AIM1: I’m building what?

So, you know how you give a client a cue and they say they don't feel it? Or you give a cue and they seem to not be following it at all? Or they try really hard to listen to what you're saying...almost too much, waiting for your every word?


How about when you give a client a cue and you observe a good response...have you ever asked them what they were thinking? Were they actually following your words? Are you sure?
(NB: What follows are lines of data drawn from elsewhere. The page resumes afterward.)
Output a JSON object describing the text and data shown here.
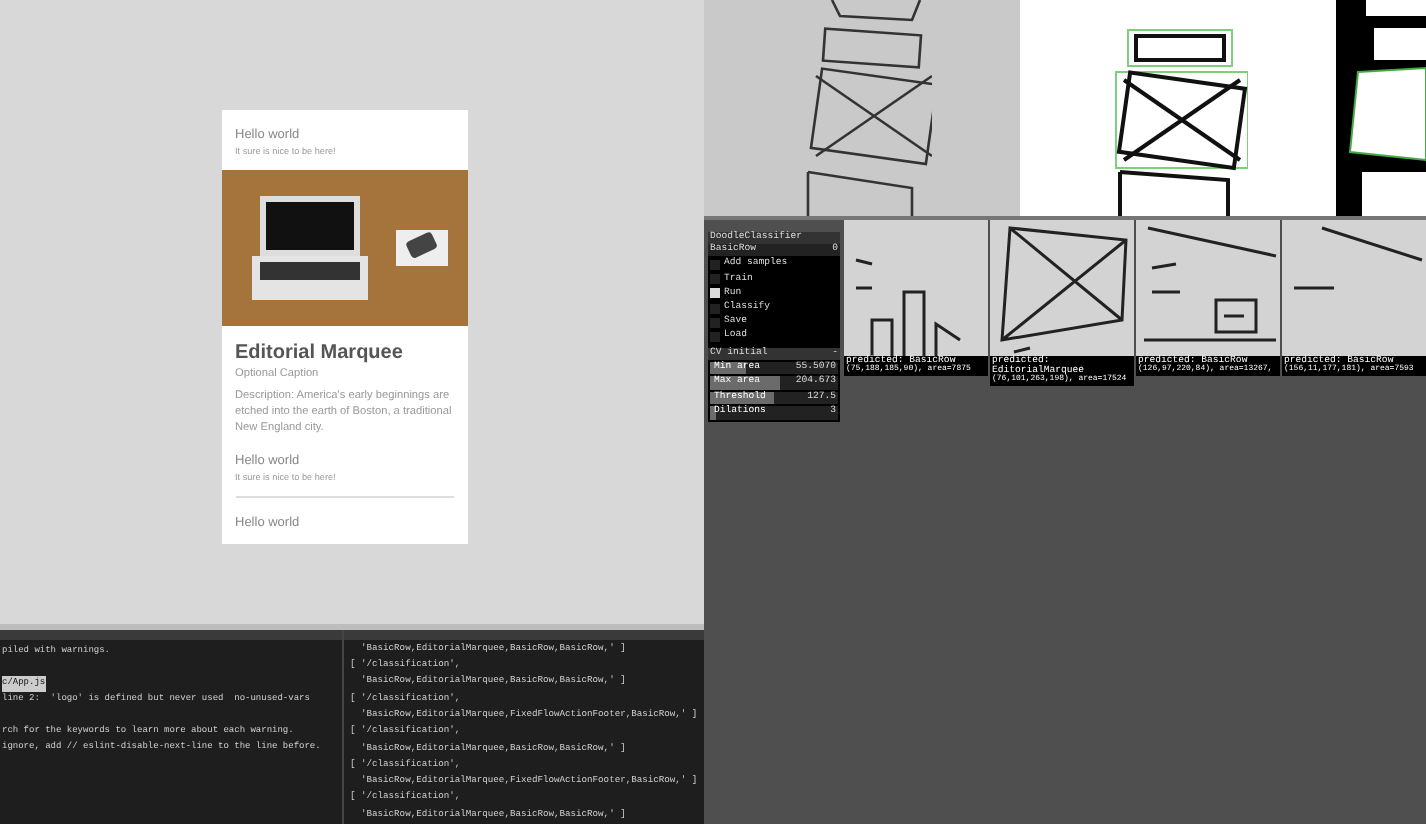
{
  "preview_card": {
    "rows_top": [
      {
        "title": "Hello world",
        "subtitle": "It sure is nice to be here!"
      }
    ],
    "marquee": {
      "title": "Editorial Marquee",
      "caption": "Optional Caption",
      "description": "Description: America's early beginnings are etched into the earth of Boston, a traditional New England city."
    },
    "rows_bottom": [
      {
        "title": "Hello world",
        "subtitle": "It sure is nice to be here!"
      },
      {
        "title": "Hello world"
      }
    ]
  },
  "terminal_left": {
    "lines": [
      {
        "text": "piled with warnings.",
        "kind": "plain"
      },
      {
        "kind": "blank"
      },
      {
        "text": "c/App.js",
        "kind": "file"
      },
      {
        "text": "line 2:  'logo' is defined but never used  no-unused-vars",
        "kind": "plain"
      },
      {
        "kind": "blank"
      },
      {
        "text": "rch for the keywords to learn more about each warning.",
        "kind": "plain"
      },
      {
        "text": "ignore, add // eslint-disable-next-line to the line before.",
        "kind": "plain"
      }
    ]
  },
  "terminal_right": {
    "lines": [
      "  'BasicRow,EditorialMarquee,BasicRow,BasicRow,' ]",
      "[ '/classification',",
      "  'BasicRow,EditorialMarquee,BasicRow,BasicRow,' ]",
      "[ '/classification',",
      "  'BasicRow,EditorialMarquee,FixedFlowActionFooter,BasicRow,' ]",
      "[ '/classification',",
      "  'BasicRow,EditorialMarquee,BasicRow,BasicRow,' ]",
      "[ '/classification',",
      "  'BasicRow,EditorialMarquee,FixedFlowActionFooter,BasicRow,' ]",
      "[ '/classification',",
      "  'BasicRow,EditorialMarquee,BasicRow,BasicRow,' ]"
    ]
  },
  "classifier_panel": {
    "title": "DoodleClassifier",
    "class_label": "BasicRow",
    "class_value": "0",
    "toggles": [
      {
        "label": "Add samples",
        "checked": false
      },
      {
        "label": "Train",
        "checked": false
      },
      {
        "label": "Run",
        "checked": true
      },
      {
        "label": "Classify",
        "checked": false
      },
      {
        "label": "Save",
        "checked": false
      },
      {
        "label": "Load",
        "checked": false
      }
    ],
    "section": "CV initial",
    "section_toggle": "-",
    "sliders": [
      {
        "label": "Min area",
        "value": "55.5070",
        "level": 0.28
      },
      {
        "label": "Max area",
        "value": "204.673",
        "level": 0.55
      },
      {
        "label": "Threshold",
        "value": "127.5",
        "level": 0.5
      },
      {
        "label": "Dilations",
        "value": "3",
        "level": 0.05
      }
    ]
  },
  "detections": [
    {
      "label": "predicted: BasicRow",
      "coords": "(75,188,185,90), area=7875"
    },
    {
      "label": "predicted: EditorialMarquee",
      "coords": "(76,101,263,198), area=17524"
    },
    {
      "label": "predicted: BasicRow",
      "coords": "(126,97,220,84), area=13267,"
    },
    {
      "label": "predicted: BasicRow",
      "coords": "(156,11,177,181), area=7593"
    }
  ]
}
As I am one who attempts not to make assumptions wherever possible...I was not sure, and so, I began asking my clients questions. Almost from the start of owning my own pilates studio (this was 1992, 11 years after I had begun studying pilates), I began to wonder what clients were thinking and feeling when I gave them cues. I wanted to be the best teacher I could be, and I wanted to understand more about why I was asking them to do the things I asked them to do! In other words, how did I know what I know? As our conversations deepened, I understood that clients' minds and bodies did not necessarily follow my words...and, if they did, sometimes my words took on different meanings for them. Words became very important to me - I was fascinated, to say the least.

Well, one of the books on my shelf at the time was Bone, Breath, and Gesture, edited by Don Hanlon Johnson. In it was a chapter called, "Matching" by Elizabeth A. Behnke, Ph.D., a well-known phenomenologist and pioneer of “The Study Project in Phenomenology of the Body.” I was amazed how it kept my attention until the end of the article.

I read it and thought, "That's what I feel...and do!" I had to speak with her! It was easy to find her...I gave a call...and she answered!

I remember how excited I was speaking with “Betsy” and the prospect that our conversations might be ongoing. She’s a prolific writer, a brilliant editor, and a translator of Husserlian phenomenology, just for starters. We set up a relationship where I called her when I wanted feedback or info and I paid her a fee. Oh, the insights! One day, probably a year later, I told her that I had begun to make a list of things that my clients and I focus upon. Betsy then told me that I had been building a model.

"A what?" I said.

She explained what a model was and it sounded right on target.

"Yes, that's what I am thinking when I ask my clients questions." I started reading Bateson, whom I had heard about at Esalen Institute.

And that's how the Amend Integrative Model (AIM) got its start. I estimate that it took 10-12 years to get to the base cues of AIM, documenting at least 16 iterations of the model in the process. To this day, Betsy is still my go-to-consultant when I've got to put my thoughts on the phenomenology of movement practice into perspective.

If I had to say the #1 quality (which is often really difficult to do, but a generally rewarding mental exercise) that has led to successfully communicating with clients, it would be the way in which we inspire participation in their movement practice process. Coming from a somatic movement perspective, this participation is self-evident. And so, it is no wonder that AIM is, philosophically, a unique and groundbreaking first-person model - a reflection of my commitment to providing a reciprocal learning environment.

Participation in the pilates online forums (beginning with Pilates Pro in 2008) has been key to making important distinctions about our work at Bodies Mind®, and ultimately, about the Pilates by AIM perspective. I’m happy that we’ve finally landed here in this online blog and that we’re able now to share some of our AIM terms and to demonstrate how we teach through embodied conversation. Just as our clients benefit most when they learn how to become participants in their process, you, too, will benefit most by sharing your questions/concerns, thoughts, and experience. And, hopefully, the info and feedback we provide will assist you in making distinctions in your important work, as we help to advance the pilates profession.

Oh, and about what I felt, when I first read Betsy’s article in Don's book? Put in my own words, it became a studio motto: "Feel What You Look Like". The framed motto has been hanging on my studio wall for 25 years, and everyday it reminds me to make no assumptions and to keep the client in charge of their process.

Thank you for reading! Stay tuned, please subscribe, and visit often…there’s so much more to come!

Study Group Challenge:
1. Read Betsy’s article in Bone, Breath, and Gesture.
2. Can you think of an example of when you knew the client did not understand you...when the cue did not “land”?
3. What has been your process of connecting with your clients’ thinking or feeling?
Please share your comments!

Carole Amend